Wilen was impressed by the power, speed and intensity of Serena and one day asked if she ever considered changing sports from tennis to professional boxing? He still remembers her reply, word for word…”I don’t want to get hit in my face.”

Wilen did not get much of a sense of Serena’s personality while they worked together. “Hard for me to say as a person, what stood out about her. Just her athleticism stood out for me. There was respect, mutual respect shown during the four sessions.”

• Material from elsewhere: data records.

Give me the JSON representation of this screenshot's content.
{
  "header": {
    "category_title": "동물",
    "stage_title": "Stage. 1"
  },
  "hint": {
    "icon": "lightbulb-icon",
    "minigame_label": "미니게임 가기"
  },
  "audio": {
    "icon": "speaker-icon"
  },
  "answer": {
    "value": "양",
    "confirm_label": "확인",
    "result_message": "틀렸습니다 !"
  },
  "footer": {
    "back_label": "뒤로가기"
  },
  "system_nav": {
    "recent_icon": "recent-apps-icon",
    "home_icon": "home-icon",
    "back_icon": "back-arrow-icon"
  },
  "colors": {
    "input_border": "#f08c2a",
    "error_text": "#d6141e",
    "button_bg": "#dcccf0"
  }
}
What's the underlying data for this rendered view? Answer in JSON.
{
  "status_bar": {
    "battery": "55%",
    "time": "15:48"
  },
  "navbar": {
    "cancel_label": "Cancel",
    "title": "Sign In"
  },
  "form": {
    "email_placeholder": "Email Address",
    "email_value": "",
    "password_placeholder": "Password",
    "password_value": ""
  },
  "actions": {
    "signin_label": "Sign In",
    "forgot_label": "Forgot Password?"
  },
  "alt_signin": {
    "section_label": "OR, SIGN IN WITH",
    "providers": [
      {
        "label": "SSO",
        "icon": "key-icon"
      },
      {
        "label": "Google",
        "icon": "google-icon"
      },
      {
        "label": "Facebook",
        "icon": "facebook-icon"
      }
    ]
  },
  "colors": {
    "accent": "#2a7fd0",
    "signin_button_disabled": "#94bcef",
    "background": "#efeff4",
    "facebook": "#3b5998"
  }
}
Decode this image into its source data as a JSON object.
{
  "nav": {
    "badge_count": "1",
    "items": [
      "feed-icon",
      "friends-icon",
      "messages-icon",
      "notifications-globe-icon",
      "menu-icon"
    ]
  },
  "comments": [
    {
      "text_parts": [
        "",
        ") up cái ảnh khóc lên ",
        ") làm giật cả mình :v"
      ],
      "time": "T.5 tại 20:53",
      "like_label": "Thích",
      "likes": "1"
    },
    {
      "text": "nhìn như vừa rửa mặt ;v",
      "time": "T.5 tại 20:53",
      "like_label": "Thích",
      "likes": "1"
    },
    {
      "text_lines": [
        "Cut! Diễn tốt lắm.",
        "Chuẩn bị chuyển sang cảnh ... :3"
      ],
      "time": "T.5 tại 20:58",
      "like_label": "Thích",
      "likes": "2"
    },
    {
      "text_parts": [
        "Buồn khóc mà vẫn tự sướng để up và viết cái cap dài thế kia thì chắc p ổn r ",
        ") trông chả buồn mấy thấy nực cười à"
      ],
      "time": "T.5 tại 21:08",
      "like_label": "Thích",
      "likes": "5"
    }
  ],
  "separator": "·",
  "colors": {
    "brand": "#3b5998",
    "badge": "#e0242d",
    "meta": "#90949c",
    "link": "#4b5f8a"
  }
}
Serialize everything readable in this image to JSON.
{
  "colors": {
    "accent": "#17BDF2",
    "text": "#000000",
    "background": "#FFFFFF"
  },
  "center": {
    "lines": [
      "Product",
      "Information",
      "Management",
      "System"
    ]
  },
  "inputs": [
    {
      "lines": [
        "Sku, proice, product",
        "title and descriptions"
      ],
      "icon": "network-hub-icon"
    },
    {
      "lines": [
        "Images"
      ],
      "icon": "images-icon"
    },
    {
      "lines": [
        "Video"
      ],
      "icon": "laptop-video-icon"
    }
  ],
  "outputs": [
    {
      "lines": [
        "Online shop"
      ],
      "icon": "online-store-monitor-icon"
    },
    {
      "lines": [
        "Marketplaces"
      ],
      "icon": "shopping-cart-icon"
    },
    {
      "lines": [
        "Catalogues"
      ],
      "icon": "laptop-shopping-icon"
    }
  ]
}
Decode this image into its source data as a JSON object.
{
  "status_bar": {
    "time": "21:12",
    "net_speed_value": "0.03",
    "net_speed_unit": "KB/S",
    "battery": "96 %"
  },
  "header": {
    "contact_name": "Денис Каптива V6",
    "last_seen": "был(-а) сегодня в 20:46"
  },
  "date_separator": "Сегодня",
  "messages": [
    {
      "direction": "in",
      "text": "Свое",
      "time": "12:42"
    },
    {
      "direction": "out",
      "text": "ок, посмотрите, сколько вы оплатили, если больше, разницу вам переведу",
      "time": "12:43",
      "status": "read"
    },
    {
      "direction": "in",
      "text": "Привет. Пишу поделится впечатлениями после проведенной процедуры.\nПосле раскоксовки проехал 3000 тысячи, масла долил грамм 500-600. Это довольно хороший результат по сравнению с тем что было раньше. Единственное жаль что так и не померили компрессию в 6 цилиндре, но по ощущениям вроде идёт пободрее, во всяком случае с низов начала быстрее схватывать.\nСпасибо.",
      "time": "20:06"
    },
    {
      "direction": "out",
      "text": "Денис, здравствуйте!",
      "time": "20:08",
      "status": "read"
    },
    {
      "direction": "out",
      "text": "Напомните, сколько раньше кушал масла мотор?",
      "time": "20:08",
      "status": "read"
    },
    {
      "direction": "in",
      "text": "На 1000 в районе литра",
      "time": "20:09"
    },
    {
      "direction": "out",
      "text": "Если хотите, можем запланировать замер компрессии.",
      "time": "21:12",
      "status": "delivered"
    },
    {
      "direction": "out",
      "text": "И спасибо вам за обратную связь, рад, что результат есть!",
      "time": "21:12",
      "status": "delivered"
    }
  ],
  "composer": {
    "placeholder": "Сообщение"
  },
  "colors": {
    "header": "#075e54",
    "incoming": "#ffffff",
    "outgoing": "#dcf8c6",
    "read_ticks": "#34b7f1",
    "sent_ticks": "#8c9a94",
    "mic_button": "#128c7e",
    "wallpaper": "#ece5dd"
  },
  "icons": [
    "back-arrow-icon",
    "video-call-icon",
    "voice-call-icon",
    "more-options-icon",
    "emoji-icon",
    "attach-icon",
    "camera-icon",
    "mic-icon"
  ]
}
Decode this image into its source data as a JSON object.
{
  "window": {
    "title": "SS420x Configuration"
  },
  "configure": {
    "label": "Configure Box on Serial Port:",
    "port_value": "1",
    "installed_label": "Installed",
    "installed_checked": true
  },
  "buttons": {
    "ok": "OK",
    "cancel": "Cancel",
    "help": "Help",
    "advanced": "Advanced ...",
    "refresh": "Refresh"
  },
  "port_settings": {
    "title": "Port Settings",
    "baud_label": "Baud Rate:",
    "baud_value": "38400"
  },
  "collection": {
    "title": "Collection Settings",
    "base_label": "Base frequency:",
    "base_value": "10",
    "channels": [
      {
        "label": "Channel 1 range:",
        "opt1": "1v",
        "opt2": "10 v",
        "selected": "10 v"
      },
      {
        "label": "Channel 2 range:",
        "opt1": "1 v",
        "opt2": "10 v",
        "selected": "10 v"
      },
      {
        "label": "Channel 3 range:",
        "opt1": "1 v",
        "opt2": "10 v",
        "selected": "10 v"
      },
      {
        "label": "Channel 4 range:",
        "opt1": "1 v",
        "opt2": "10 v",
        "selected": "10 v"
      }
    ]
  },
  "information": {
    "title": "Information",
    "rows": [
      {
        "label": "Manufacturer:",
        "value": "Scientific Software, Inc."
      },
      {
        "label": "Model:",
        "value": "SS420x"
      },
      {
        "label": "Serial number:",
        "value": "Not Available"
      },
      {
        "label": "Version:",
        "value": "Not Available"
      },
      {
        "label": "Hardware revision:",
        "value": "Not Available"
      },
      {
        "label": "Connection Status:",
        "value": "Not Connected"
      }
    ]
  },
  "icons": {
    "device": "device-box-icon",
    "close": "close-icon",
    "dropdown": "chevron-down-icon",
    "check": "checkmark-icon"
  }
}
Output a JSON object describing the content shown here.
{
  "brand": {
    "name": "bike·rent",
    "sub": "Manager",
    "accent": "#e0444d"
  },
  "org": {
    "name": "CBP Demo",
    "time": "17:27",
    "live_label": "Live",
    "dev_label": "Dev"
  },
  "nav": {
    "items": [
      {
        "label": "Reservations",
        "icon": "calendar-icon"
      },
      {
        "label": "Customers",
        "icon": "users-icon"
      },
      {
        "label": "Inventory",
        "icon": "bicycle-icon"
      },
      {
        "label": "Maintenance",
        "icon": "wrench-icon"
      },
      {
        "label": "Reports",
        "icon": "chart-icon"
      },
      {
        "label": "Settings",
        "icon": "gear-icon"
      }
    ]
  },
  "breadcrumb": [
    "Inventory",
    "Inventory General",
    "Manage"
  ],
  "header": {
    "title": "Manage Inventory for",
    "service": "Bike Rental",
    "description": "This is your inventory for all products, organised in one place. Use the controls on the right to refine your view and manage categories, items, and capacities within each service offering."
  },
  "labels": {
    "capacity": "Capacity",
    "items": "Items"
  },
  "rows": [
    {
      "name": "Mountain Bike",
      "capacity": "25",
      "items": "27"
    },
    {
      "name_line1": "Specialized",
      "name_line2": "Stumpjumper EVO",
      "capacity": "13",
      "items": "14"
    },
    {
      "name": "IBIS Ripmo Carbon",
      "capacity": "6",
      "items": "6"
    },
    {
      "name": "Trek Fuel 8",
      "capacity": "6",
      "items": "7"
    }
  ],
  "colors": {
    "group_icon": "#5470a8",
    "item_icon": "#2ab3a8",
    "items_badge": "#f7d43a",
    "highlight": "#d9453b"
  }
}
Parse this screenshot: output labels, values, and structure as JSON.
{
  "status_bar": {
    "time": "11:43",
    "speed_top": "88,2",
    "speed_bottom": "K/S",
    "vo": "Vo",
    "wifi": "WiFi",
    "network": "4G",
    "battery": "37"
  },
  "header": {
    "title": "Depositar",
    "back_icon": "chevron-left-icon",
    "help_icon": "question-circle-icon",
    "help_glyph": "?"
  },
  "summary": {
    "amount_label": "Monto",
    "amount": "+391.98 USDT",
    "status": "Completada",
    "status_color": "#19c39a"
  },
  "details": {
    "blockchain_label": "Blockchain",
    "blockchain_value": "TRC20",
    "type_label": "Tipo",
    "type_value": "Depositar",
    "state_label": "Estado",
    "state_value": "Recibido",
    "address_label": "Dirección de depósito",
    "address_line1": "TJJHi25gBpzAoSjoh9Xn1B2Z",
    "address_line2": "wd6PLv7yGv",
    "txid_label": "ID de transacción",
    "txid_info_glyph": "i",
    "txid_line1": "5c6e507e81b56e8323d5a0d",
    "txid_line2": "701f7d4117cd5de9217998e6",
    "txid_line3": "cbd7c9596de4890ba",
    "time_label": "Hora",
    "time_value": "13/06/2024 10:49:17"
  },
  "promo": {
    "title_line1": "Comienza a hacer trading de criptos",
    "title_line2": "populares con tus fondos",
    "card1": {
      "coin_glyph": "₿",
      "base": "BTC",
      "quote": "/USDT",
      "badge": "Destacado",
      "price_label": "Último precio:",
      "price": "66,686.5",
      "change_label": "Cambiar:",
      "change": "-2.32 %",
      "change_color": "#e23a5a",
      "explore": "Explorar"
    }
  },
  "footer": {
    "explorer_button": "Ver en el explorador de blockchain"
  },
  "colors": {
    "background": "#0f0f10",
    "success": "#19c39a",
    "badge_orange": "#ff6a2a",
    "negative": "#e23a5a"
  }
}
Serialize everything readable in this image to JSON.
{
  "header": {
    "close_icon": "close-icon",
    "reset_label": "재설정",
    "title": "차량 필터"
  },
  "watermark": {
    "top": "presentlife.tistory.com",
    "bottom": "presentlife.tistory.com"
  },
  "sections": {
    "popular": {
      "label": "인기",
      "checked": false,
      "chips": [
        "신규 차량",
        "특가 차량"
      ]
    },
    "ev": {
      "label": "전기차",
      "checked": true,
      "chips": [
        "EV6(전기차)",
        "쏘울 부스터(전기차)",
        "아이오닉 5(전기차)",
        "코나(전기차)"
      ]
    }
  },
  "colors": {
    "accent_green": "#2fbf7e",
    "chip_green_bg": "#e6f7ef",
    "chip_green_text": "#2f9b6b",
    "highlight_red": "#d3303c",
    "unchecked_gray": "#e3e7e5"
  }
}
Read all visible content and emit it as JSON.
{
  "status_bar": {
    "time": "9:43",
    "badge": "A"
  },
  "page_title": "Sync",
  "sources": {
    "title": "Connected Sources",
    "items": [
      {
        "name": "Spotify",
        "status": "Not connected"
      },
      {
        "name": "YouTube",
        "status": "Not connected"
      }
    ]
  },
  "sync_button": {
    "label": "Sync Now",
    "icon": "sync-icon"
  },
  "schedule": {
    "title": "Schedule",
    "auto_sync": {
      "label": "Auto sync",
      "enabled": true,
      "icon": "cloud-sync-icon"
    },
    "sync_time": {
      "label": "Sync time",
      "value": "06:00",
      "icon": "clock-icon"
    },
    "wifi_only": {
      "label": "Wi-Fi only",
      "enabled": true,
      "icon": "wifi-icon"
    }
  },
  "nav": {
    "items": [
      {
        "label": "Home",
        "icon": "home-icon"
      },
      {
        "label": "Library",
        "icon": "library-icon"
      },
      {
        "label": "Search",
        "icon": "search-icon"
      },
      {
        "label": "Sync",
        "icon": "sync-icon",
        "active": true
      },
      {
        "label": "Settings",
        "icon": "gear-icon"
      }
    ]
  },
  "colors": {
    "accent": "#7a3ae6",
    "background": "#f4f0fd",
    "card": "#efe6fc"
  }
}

Having seen both Maria and Serena up close and personal training in the ultimate realm of one on one physical competition, I asked Wilen who showed the superior skills? “Hard to say. Given the different ages. I’d say Serena. She was a woman with all the developed fast twitch muscles Maria didn’t have at that age.”

How about if he trained both for a week now for a boxing match who wins? “Similar age…I’d go with Serena. Given power.”

Power is vital in boxing. As I left the gym I looked at those huge construction vehicle tires sitting there on the asphalt, weighing 700 and 800 pounds each. Wilen told me his prized prospect Johnnie Langston, an 8-2 cruiserweight, can lift and move those tires all the way to Lime Street and back (about 50 yards). Curious, I tried to lift one of the tires to feel what 800 pounds feels like. Humbled, I could not budge the black mass even a millimeter.

The strengths and benefits of boxing training are immeasurable. And this man Harold Wilen instilled some of it into two of the mightiest tennis champions in history.

About Scoop Malinowski

Author of six books including "Muhammad Ali: Portrait of a Champion" and "Heavyweight Armageddon: The Lewis versus Tyson Championship Battle" available at amazon